A reliable water source, particularly in as the weather warms up, will help attract wildlife to your garden. A shallow birdbath on a pedestal next to a dense or prickly shrub will help protect birds from predators while they bathe and drink. Butterflies love to gather on a wide dish of damp sand or a small puddle in the soil - they take in water and essential minerals from the soil. A shallow dish of water at ground level will provide a much needed drink for echidnas and lizards on a hot day.

Add Rock
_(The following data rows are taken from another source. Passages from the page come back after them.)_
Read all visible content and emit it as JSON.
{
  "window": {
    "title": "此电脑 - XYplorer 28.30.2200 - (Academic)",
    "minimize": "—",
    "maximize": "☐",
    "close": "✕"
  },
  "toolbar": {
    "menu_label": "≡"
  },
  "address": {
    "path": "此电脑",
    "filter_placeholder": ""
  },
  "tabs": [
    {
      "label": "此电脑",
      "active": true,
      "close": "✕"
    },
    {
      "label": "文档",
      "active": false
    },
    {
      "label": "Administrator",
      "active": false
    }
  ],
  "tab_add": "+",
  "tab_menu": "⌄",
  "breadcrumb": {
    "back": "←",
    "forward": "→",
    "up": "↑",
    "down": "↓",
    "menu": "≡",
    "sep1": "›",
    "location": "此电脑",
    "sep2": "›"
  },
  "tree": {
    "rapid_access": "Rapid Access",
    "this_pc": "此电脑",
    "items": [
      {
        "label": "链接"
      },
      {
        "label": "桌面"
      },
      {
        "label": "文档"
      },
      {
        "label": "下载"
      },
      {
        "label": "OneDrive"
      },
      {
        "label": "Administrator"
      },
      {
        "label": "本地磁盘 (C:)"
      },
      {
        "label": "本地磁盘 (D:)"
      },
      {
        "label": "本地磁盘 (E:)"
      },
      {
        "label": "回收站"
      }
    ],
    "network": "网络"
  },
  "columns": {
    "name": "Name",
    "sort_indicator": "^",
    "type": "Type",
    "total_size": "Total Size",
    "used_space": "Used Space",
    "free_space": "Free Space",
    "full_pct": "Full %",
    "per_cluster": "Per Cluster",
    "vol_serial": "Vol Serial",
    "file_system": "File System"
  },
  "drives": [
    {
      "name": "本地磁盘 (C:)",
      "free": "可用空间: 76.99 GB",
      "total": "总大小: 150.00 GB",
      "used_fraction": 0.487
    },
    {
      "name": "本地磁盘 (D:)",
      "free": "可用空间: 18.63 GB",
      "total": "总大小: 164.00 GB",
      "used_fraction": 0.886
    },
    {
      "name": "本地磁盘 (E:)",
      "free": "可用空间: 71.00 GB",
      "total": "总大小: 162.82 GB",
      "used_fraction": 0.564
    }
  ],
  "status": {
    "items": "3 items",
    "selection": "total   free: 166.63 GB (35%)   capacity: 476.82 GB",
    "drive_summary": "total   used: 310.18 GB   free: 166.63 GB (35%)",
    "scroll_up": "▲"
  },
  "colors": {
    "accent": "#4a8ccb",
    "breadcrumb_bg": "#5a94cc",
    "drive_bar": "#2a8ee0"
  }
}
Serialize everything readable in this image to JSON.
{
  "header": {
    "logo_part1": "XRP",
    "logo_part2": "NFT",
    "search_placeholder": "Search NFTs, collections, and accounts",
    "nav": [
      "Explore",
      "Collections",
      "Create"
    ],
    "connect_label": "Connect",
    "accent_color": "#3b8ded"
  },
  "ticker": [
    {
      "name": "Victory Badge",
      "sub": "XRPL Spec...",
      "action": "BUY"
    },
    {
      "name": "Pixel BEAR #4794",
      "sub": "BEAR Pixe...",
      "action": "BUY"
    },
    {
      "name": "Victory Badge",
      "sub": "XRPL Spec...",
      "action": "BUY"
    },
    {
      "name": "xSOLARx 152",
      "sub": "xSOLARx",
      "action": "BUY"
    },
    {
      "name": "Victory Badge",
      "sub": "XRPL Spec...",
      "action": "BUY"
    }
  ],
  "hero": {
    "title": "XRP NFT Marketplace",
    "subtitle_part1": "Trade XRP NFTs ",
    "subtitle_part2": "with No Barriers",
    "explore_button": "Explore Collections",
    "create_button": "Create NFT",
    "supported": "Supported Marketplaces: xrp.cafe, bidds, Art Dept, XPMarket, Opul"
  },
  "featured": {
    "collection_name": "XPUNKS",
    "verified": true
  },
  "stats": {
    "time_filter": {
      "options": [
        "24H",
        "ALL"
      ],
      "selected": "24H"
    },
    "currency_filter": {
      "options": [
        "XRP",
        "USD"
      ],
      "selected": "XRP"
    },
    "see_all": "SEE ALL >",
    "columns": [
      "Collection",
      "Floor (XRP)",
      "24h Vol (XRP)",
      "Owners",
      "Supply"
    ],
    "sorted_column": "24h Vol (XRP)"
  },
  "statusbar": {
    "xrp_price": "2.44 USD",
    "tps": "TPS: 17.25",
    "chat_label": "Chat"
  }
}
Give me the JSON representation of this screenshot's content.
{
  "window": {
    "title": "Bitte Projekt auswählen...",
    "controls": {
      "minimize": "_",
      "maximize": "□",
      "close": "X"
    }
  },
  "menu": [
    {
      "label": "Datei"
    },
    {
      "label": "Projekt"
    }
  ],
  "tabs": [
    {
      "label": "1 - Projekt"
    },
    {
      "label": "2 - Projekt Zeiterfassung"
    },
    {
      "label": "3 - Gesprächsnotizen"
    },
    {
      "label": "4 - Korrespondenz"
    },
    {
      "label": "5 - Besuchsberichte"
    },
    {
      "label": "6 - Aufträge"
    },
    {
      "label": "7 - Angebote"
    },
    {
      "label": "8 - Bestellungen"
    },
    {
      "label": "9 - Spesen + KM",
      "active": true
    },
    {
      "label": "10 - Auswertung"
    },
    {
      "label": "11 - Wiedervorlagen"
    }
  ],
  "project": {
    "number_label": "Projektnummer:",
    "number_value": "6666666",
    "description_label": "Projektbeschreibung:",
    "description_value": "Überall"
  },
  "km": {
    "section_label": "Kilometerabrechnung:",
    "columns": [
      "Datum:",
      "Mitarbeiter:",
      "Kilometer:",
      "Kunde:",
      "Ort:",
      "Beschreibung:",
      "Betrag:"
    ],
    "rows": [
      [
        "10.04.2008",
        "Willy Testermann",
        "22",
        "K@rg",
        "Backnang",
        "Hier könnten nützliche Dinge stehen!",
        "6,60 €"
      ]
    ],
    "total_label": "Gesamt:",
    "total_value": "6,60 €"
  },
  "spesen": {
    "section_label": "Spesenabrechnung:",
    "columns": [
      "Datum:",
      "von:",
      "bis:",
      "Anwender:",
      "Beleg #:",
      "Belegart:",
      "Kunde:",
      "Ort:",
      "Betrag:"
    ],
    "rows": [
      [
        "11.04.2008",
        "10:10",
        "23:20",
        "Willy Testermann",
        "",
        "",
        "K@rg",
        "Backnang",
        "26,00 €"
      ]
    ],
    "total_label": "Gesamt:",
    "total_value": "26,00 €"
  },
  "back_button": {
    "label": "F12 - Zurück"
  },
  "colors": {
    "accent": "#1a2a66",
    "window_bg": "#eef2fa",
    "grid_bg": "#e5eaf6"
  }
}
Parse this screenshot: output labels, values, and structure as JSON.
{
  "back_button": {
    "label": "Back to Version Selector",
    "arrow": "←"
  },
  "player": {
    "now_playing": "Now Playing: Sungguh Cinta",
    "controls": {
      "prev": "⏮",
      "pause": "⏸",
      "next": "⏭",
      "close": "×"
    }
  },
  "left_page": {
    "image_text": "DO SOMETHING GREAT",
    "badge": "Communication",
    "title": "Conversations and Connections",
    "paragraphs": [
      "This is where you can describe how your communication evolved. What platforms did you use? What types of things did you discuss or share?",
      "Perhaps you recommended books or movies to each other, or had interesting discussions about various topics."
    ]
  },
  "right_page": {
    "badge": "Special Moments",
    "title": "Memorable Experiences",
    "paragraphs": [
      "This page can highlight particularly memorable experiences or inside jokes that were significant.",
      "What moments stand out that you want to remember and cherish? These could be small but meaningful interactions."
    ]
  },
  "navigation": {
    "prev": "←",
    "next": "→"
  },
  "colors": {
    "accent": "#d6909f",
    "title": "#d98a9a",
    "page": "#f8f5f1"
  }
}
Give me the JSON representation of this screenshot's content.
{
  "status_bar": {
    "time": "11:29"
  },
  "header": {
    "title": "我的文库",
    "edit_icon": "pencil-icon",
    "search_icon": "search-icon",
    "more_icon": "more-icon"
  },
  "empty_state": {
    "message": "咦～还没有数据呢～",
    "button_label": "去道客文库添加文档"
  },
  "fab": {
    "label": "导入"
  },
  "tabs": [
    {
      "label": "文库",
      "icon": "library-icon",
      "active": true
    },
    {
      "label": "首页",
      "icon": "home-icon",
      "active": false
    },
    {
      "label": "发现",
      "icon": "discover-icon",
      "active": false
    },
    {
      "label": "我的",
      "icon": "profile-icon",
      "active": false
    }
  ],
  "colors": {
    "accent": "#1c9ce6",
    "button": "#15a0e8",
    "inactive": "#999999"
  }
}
Lizards, frogs and insects need the warmth of the sun to function. To encourage skinks and geckos, provide some protected shelters like flat rocks, logs or brick pavers in a sunny spot for them to warm up. Encourage lots of leaf litter and provide mulch where they can hunt for insects and include native tussock grasses, low growing shrubs and creepers for protection.

Add a frog hotel

It's easy to provide accommodation for trees frogs. Arrange three to four random lengths of PVC pipe upright in a bowl or tub that will hold water. Fill in and around the pipes using stones or sand to keep them standing. Fill the bowl with water. Place out of the sun and your hotel is ready for business. Add a water plant if you like, or a solar light to attract insects for your guests to feed on.  Check the water levels regularly and use water that is chlorine free – rain water or stand a bucket of tap water outdoors for a day or two before use.

For more tips and tricks on creating a habitat garden visit sgaonline.org.au